The booming market for Chinese IPOs in New York got some worrisome signals last week after investors shunned 2 new listing candidates, raising the very real possibility that the current wave of enthusiasm is quickly ebbing. That could mean a new period of stagnation or even a downturn is looming for the sector, which suffered for 2 years before rebounding sharply in the second half of 2013.
While free markets should always dictate the flow of new listings, some firms in the crowded field of new IPO candidates might consider a self-selection process to weed out some weaker names from their ranks. That could see younger, money-losing companies postpone their offerings, in an effort to avoid a new wave of investor fatigue, that would ultimately hurt the entire sector.
The second half of 2013 saw a remarkable turnaround for Chinese companies listed on the New York Stock Exchange and Nasdaq, as many emerged from a 2-year slump sparked by a series of scandals that exposed accounting weaknesses among the larger group. Shares of leading search engine Baidu (Nasdaq: BIDU) rose 90 percent between July and the end of last year, while leading web portal Sina (Nasdaq: SINA) and fast-rising e-commerce firms Vipshop (NYSE: VIPS) rose 50 percent and nearly 200 percent, respectively, over the same period.
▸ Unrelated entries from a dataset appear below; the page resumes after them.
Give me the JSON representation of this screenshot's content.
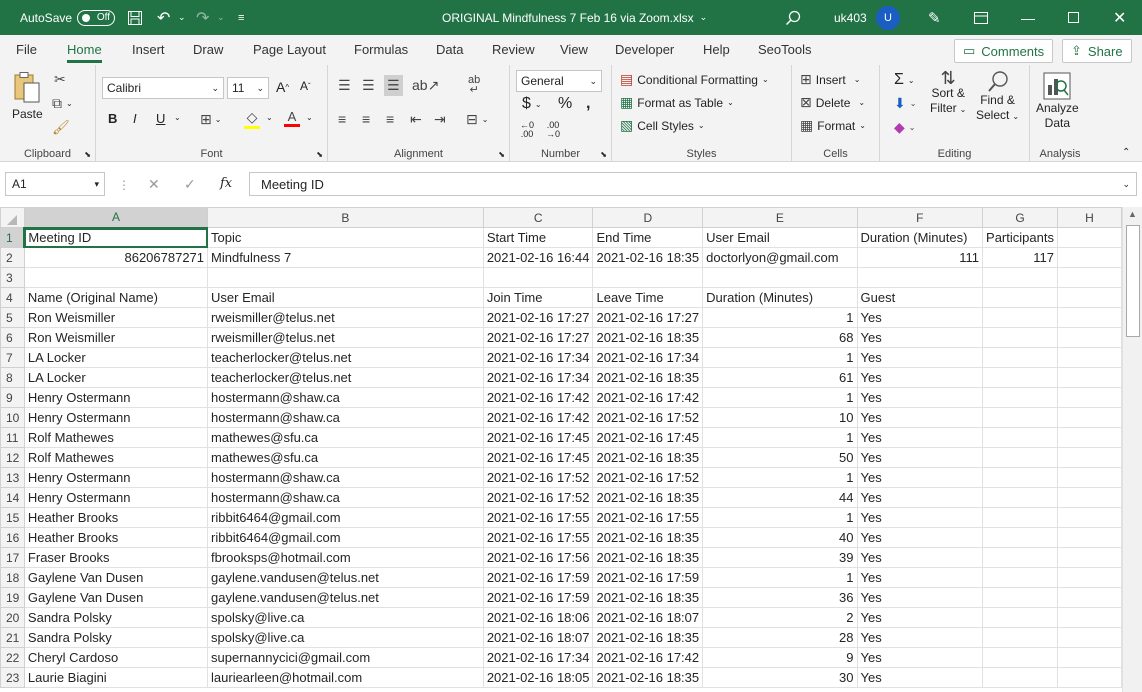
{
  "titlebar": {
    "autosave_label": "AutoSave",
    "autosave_state": "Off",
    "filename": "ORIGINAL Mindfulness 7 Feb 16 via Zoom.xlsx",
    "user_name": "uk403",
    "avatar_initial": "U"
  },
  "menu": {
    "tabs": [
      "File",
      "Home",
      "Insert",
      "Draw",
      "Page Layout",
      "Formulas",
      "Data",
      "Review",
      "View",
      "Developer",
      "Help",
      "SeoTools"
    ],
    "comments_label": "Comments",
    "share_label": "Share"
  },
  "ribbon": {
    "clipboard": {
      "label": "Clipboard",
      "paste": "Paste"
    },
    "font": {
      "label": "Font",
      "name": "Calibri",
      "size": "11"
    },
    "alignment": {
      "label": "Alignment"
    },
    "number": {
      "label": "Number",
      "format": "General"
    },
    "styles": {
      "label": "Styles",
      "conditional": "Conditional Formatting",
      "format_table": "Format as Table",
      "cell_styles": "Cell Styles"
    },
    "cells": {
      "label": "Cells",
      "insert": "Insert",
      "delete": "Delete",
      "format": "Format"
    },
    "editing": {
      "label": "Editing",
      "sort1": "Sort &",
      "sort2": "Filter",
      "find1": "Find &",
      "find2": "Select"
    },
    "analysis": {
      "label": "Analysis",
      "analyze1": "Analyze",
      "analyze2": "Data"
    }
  },
  "formula_bar": {
    "name_box": "A1",
    "value": "Meeting ID"
  },
  "columns": [
    "A",
    "B",
    "C",
    "D",
    "E",
    "F",
    "G",
    "H"
  ],
  "rows": [
    {
      "n": "1",
      "cells": [
        "Meeting ID",
        "Topic",
        "Start Time",
        "End Time",
        "User Email",
        "Duration (Minutes)",
        "Participants",
        ""
      ]
    },
    {
      "n": "2",
      "cells": [
        "86206787271",
        "Mindfulness 7",
        "2021-02-16 16:44",
        "2021-02-16 18:35",
        "doctorlyon@gmail.com",
        "111",
        "117",
        ""
      ]
    },
    {
      "n": "3",
      "cells": [
        "",
        "",
        "",
        "",
        "",
        "",
        "",
        ""
      ]
    },
    {
      "n": "4",
      "cells": [
        "Name (Original Name)",
        "User Email",
        "Join Time",
        "Leave Time",
        "Duration (Minutes)",
        "Guest",
        "",
        ""
      ]
    },
    {
      "n": "5",
      "cells": [
        "Ron Weismiller",
        "rweismiller@telus.net",
        "2021-02-16 17:27",
        "2021-02-16 17:27",
        "1",
        "Yes",
        "",
        ""
      ]
    },
    {
      "n": "6",
      "cells": [
        "Ron Weismiller",
        "rweismiller@telus.net",
        "2021-02-16 17:27",
        "2021-02-16 18:35",
        "68",
        "Yes",
        "",
        ""
      ]
    },
    {
      "n": "7",
      "cells": [
        "LA Locker",
        "teacherlocker@telus.net",
        "2021-02-16 17:34",
        "2021-02-16 17:34",
        "1",
        "Yes",
        "",
        ""
      ]
    },
    {
      "n": "8",
      "cells": [
        "LA Locker",
        "teacherlocker@telus.net",
        "2021-02-16 17:34",
        "2021-02-16 18:35",
        "61",
        "Yes",
        "",
        ""
      ]
    },
    {
      "n": "9",
      "cells": [
        "Henry Ostermann",
        "hostermann@shaw.ca",
        "2021-02-16 17:42",
        "2021-02-16 17:42",
        "1",
        "Yes",
        "",
        ""
      ]
    },
    {
      "n": "10",
      "cells": [
        "Henry Ostermann",
        "hostermann@shaw.ca",
        "2021-02-16 17:42",
        "2021-02-16 17:52",
        "10",
        "Yes",
        "",
        ""
      ]
    },
    {
      "n": "11",
      "cells": [
        "Rolf Mathewes",
        "mathewes@sfu.ca",
        "2021-02-16 17:45",
        "2021-02-16 17:45",
        "1",
        "Yes",
        "",
        ""
      ]
    },
    {
      "n": "12",
      "cells": [
        "Rolf Mathewes",
        "mathewes@sfu.ca",
        "2021-02-16 17:45",
        "2021-02-16 18:35",
        "50",
        "Yes",
        "",
        ""
      ]
    },
    {
      "n": "13",
      "cells": [
        "Henry Ostermann",
        "hostermann@shaw.ca",
        "2021-02-16 17:52",
        "2021-02-16 17:52",
        "1",
        "Yes",
        "",
        ""
      ]
    },
    {
      "n": "14",
      "cells": [
        "Henry Ostermann",
        "hostermann@shaw.ca",
        "2021-02-16 17:52",
        "2021-02-16 18:35",
        "44",
        "Yes",
        "",
        ""
      ]
    },
    {
      "n": "15",
      "cells": [
        "Heather Brooks",
        "ribbit6464@gmail.com",
        "2021-02-16 17:55",
        "2021-02-16 17:55",
        "1",
        "Yes",
        "",
        ""
      ]
    },
    {
      "n": "16",
      "cells": [
        "Heather Brooks",
        "ribbit6464@gmail.com",
        "2021-02-16 17:55",
        "2021-02-16 18:35",
        "40",
        "Yes",
        "",
        ""
      ]
    },
    {
      "n": "17",
      "cells": [
        "Fraser Brooks",
        "fbrooksps@hotmail.com",
        "2021-02-16 17:56",
        "2021-02-16 18:35",
        "39",
        "Yes",
        "",
        ""
      ]
    },
    {
      "n": "18",
      "cells": [
        "Gaylene Van Dusen",
        "gaylene.vandusen@telus.net",
        "2021-02-16 17:59",
        "2021-02-16 17:59",
        "1",
        "Yes",
        "",
        ""
      ]
    },
    {
      "n": "19",
      "cells": [
        "Gaylene Van Dusen",
        "gaylene.vandusen@telus.net",
        "2021-02-16 17:59",
        "2021-02-16 18:35",
        "36",
        "Yes",
        "",
        ""
      ]
    },
    {
      "n": "20",
      "cells": [
        "Sandra Polsky",
        "spolsky@live.ca",
        "2021-02-16 18:06",
        "2021-02-16 18:07",
        "2",
        "Yes",
        "",
        ""
      ]
    },
    {
      "n": "21",
      "cells": [
        "Sandra Polsky",
        "spolsky@live.ca",
        "2021-02-16 18:07",
        "2021-02-16 18:35",
        "28",
        "Yes",
        "",
        ""
      ]
    },
    {
      "n": "22",
      "cells": [
        "Cheryl Cardoso",
        "supernannycici@gmail.com",
        "2021-02-16 17:34",
        "2021-02-16 17:42",
        "9",
        "Yes",
        "",
        ""
      ]
    },
    {
      "n": "23",
      "cells": [
        "Laurie Biagini",
        "lauriearleen@hotmail.com",
        "2021-02-16 18:05",
        "2021-02-16 18:35",
        "30",
        "Yes",
        "",
        ""
      ]
    }
  ],
  "icons": {
    "search": "search-icon",
    "save": "save-icon",
    "undo": "undo-icon",
    "redo": "redo-icon",
    "pen": "pen-icon",
    "ribbon_display": "ribbon-display-icon",
    "minimize": "minimize-icon",
    "maximize": "maximize-icon",
    "close": "close-icon"
  },
  "colors": {
    "brand": "#217346",
    "avatar": "#1a5ec4"
  }
}
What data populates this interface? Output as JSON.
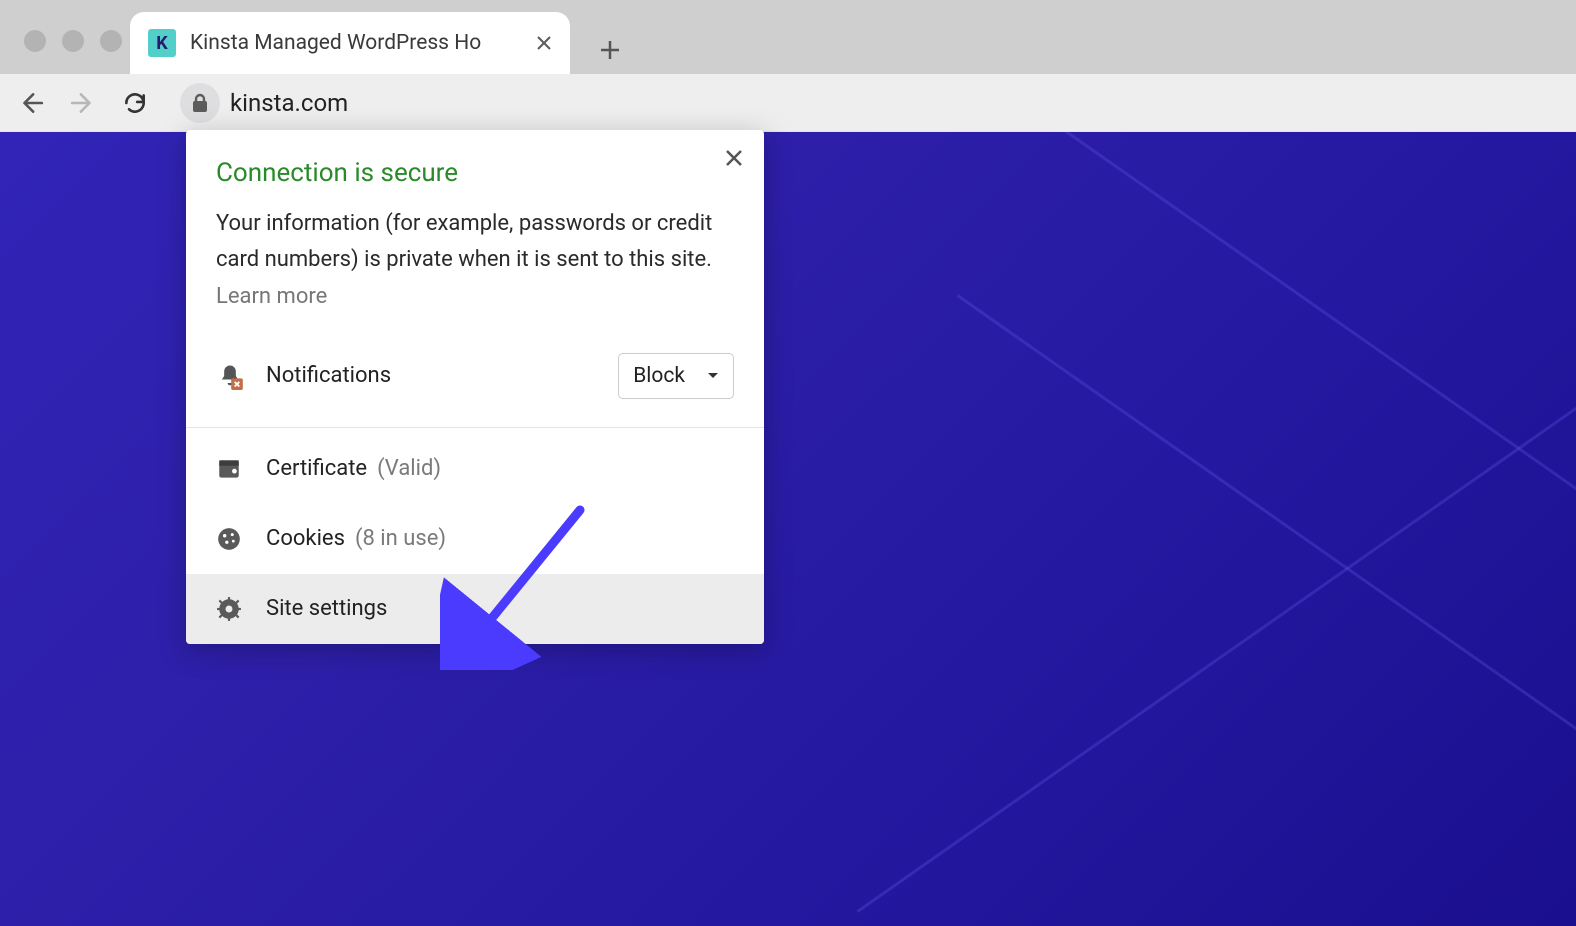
{
  "tab": {
    "title": "Kinsta Managed WordPress Ho",
    "favicon_letter": "K"
  },
  "url": "kinsta.com",
  "popover": {
    "title": "Connection is secure",
    "description": "Your information (for example, passwords or credit card numbers) is private when it is sent to this site. ",
    "learn_more": "Learn more",
    "permission_label": "Notifications",
    "permission_value": "Block",
    "certificate_label": "Certificate",
    "certificate_status": "(Valid)",
    "cookies_label": "Cookies",
    "cookies_status": "(8 in use)",
    "site_settings_label": "Site settings"
  }
}
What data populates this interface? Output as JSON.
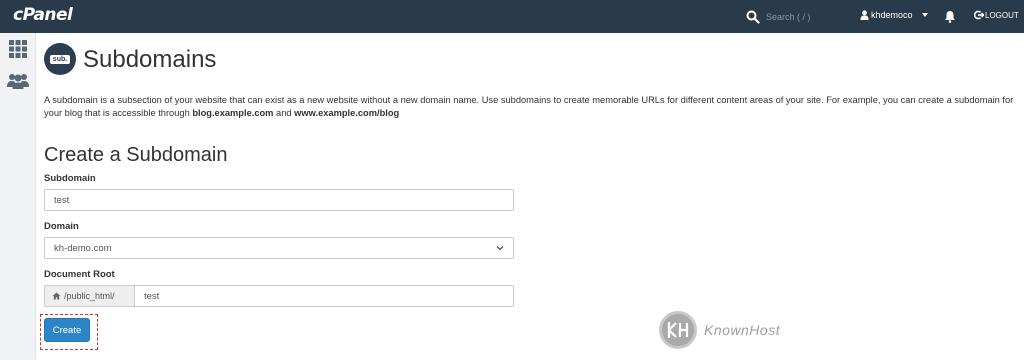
{
  "header": {
    "logo": "cPanel",
    "search_placeholder": "Search ( / )",
    "username": "khdemoco",
    "logout_label": "LOGOUT"
  },
  "sidebar": {
    "items": [
      {
        "icon": "grid-icon",
        "name": "home"
      },
      {
        "icon": "users-icon",
        "name": "user-manager"
      }
    ]
  },
  "page": {
    "icon_text": "sub.",
    "title": "Subdomains",
    "description_part1": "A subdomain is a subsection of your website that can exist as a new website without a new domain name. Use subdomains to create memorable URLs for different content areas of your site. For example, you can create a subdomain for your blog that is accessible through ",
    "description_link1": "blog.example.com",
    "description_part2": " and ",
    "description_link2": "www.example.com/blog"
  },
  "form": {
    "section_title": "Create a Subdomain",
    "subdomain_label": "Subdomain",
    "subdomain_value": "test",
    "domain_label": "Domain",
    "domain_value": "kh-demo.com",
    "docroot_label": "Document Root",
    "docroot_prefix": "/public_html/",
    "docroot_value": "test",
    "create_label": "Create"
  },
  "watermark": {
    "text": "KnownHost"
  },
  "colors": {
    "topbar": "#293a4a",
    "primary_button": "#2e84c8",
    "highlight": "#c0392b"
  }
}
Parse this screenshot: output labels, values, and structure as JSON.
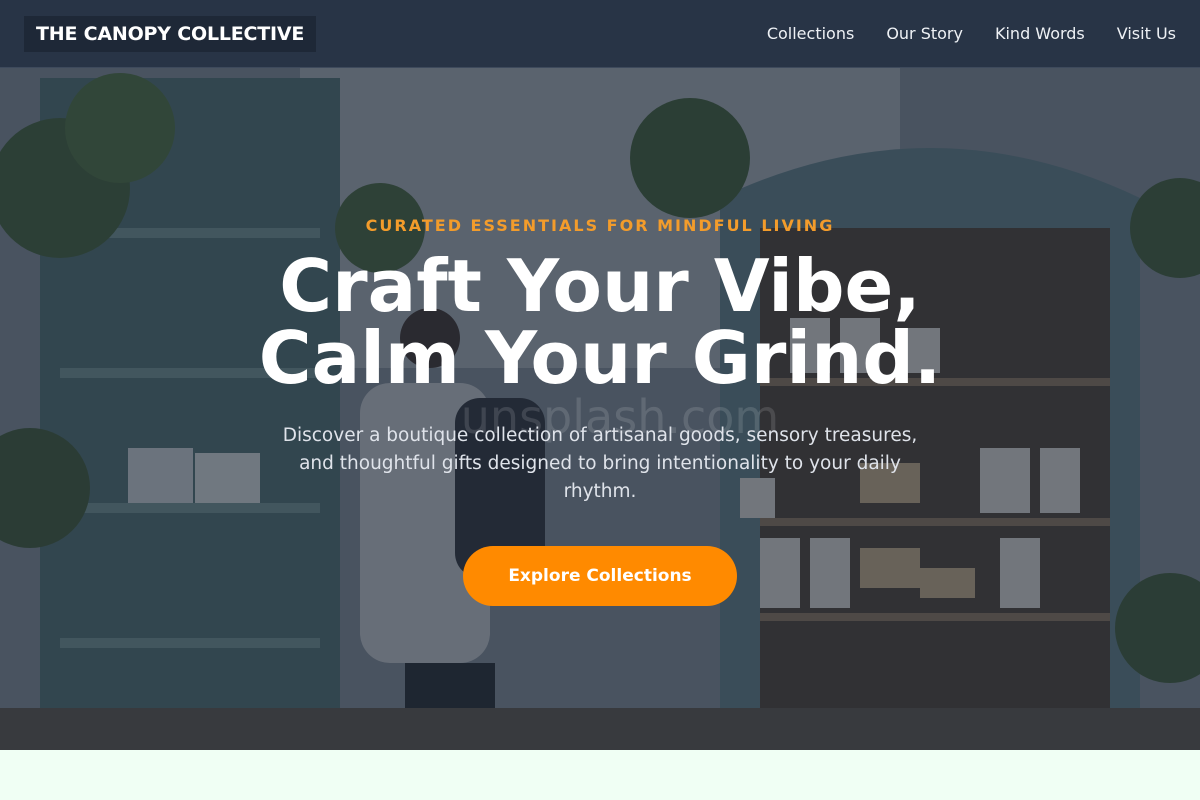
{
  "header": {
    "logo": "THE CANOPY COLLECTIVE",
    "nav": [
      "Collections",
      "Our Story",
      "Kind Words",
      "Visit Us"
    ]
  },
  "hero": {
    "eyebrow": "CURATED ESSENTIALS FOR MINDFUL LIVING",
    "headline_line1": "Craft Your Vibe,",
    "headline_line2": "Calm Your Grind.",
    "subtext": "Discover a boutique collection of artisanal goods, sensory treasures, and thoughtful gifts designed to bring intentionality to your daily rhythm.",
    "cta_label": "Explore Collections",
    "watermark": "unsplash.com",
    "background_image": "shop-interior-photo"
  },
  "colors": {
    "header_bg": "#283446",
    "accent": "#ff8a00",
    "eyebrow": "#f39c2b",
    "page_bg": "#f0fff4"
  }
}
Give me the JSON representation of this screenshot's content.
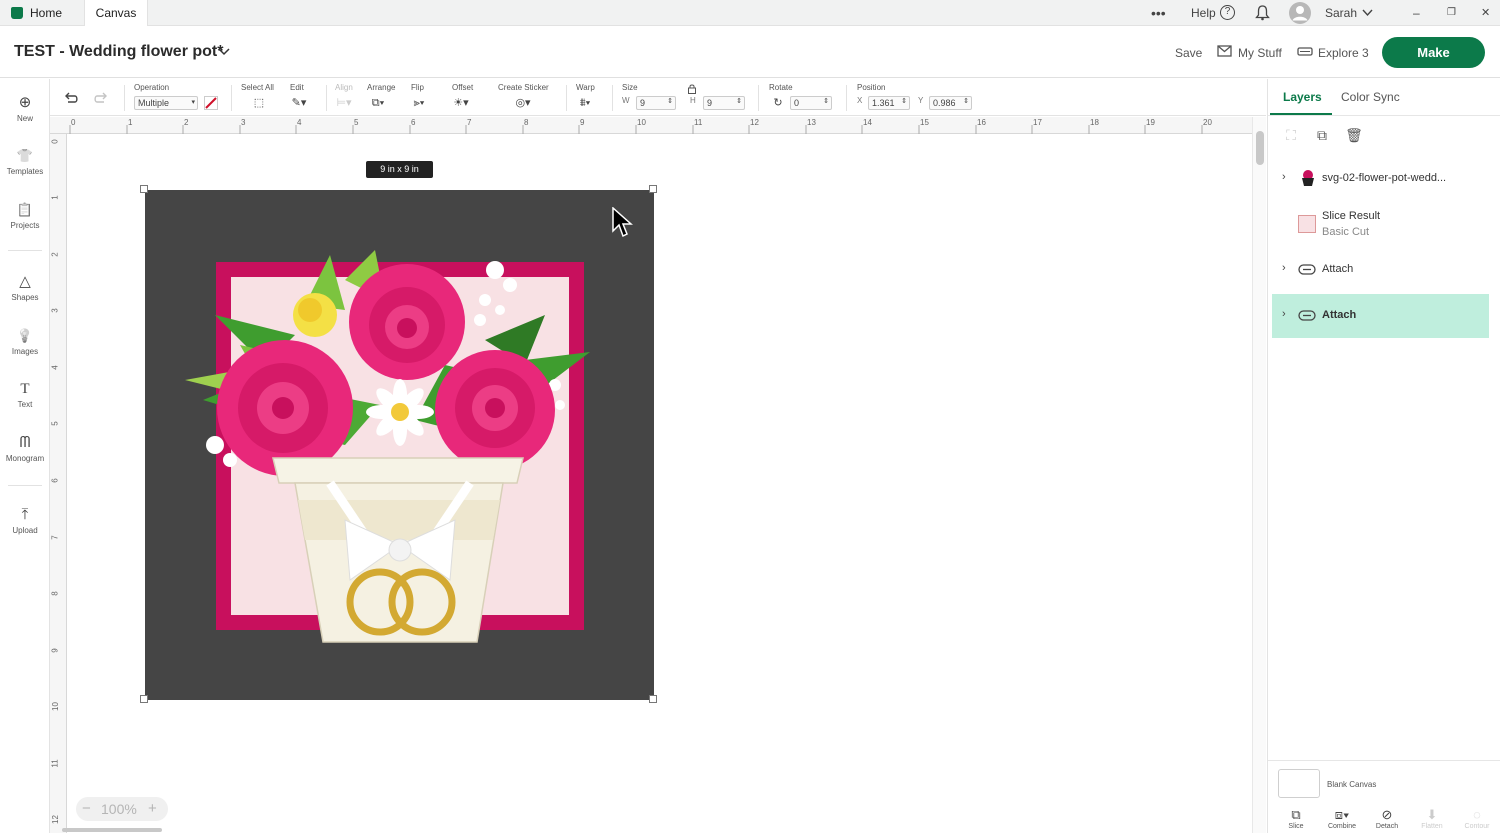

Seizing on the momentum, a group of Chinese Internet firms launched IPOs in the last 2 months of the year to strong receptions. Names like car information provider Autohome (NYSE: ATHM) and online classified advertising site 58.com (NYSE: WUBA) both more than doubled in their first 2 months of trading, and even money-losing online travel agent Qunar (Nasdaq: QUNR) nearly doubled over a similar period.
Sensing the new investor enthusiasm, a flood of Chinese companies have filed for new U.S. listings in the last 2 months, aiming to collectively raise billions of dollars in new funds. Leading the charge is JD.com, China's second largest e-commerce firm, which aims to raise up to $1.5 billion, followed by Sina's popular Weibo microblogging service, which initially targeted up to $500 million.
Even lesser known names have filed for relatively large offerings that would have been unthinkable just a half year ago. Cheetah Mobile, the security software arm of Kingsoft (OTCPK:KSFTF), is typical of this bullish group, filing last week for a New York IPO to raise up to $300 million. (previous post)
But just a day after news of Cheetah's plan emerged, the market took a sobering turn with the lackluster trading debut for Tarena (NASDAQ:TEDU), an education services company that became the first Chinese company to list in New York this year (previous post). Tarena priced its stock in the middle of its range, a sharp contrast to previous offerings that priced at the top of their range, and then saw its shares end their first trading day nearly unchanged from their IPO price. The shares remained unchanged in their second trading day on greatly reduced volume, as investors largely shunned the new stock.
An even more worrisome sign came at the very end of the week, when Sina announced its first stock pricing terms for the highly anticipated IPO of Weibo, often called the Twitter of China (English article). Sina announced it was aiming to raise up to $380 million through its Weibo offering, in a listing that would value the company at up to $1.7 billion.
The fund-raising amount could rise a bit more to $440 million if strong demand triggers an overallotment option. But even if that happens, the final amount will still be far short of the $500 million target that Sina originally envisioned, hinting at disappointing demand for the stock. What's more, the $1.7 billion market value is about half the estimated $3.3 billion that Weibo was worth just a year ago when e-commerce leader Alibaba bought 18 percent of the microblogging service.
The weak showings for both Tarena and Sina Weibo hint that U.S. investors are starting to lose interest in Chinese companies, which will not only undermine upcoming IPOs but could also rekindle a new downturn for existing listed firms whose shares are already showing signs of weakness.
In a bid to avoid that outcome and support the broader sector, some of the smaller and younger companies coming to market might reconsider withdrawing their listing plans for the benefit of everyone. Even if they decide to move ahead, many may ultimately have no choice but to withdraw their applications if the market wavers and investor sentiment sours towards these companies that are probably not ripe for listings anyway.
Bottom line: Weak showings for Tarena's stock debut and Sina's planned offering hint the bull market for Chinese stocks in New York may be losing steam.
Disclosure: No positions.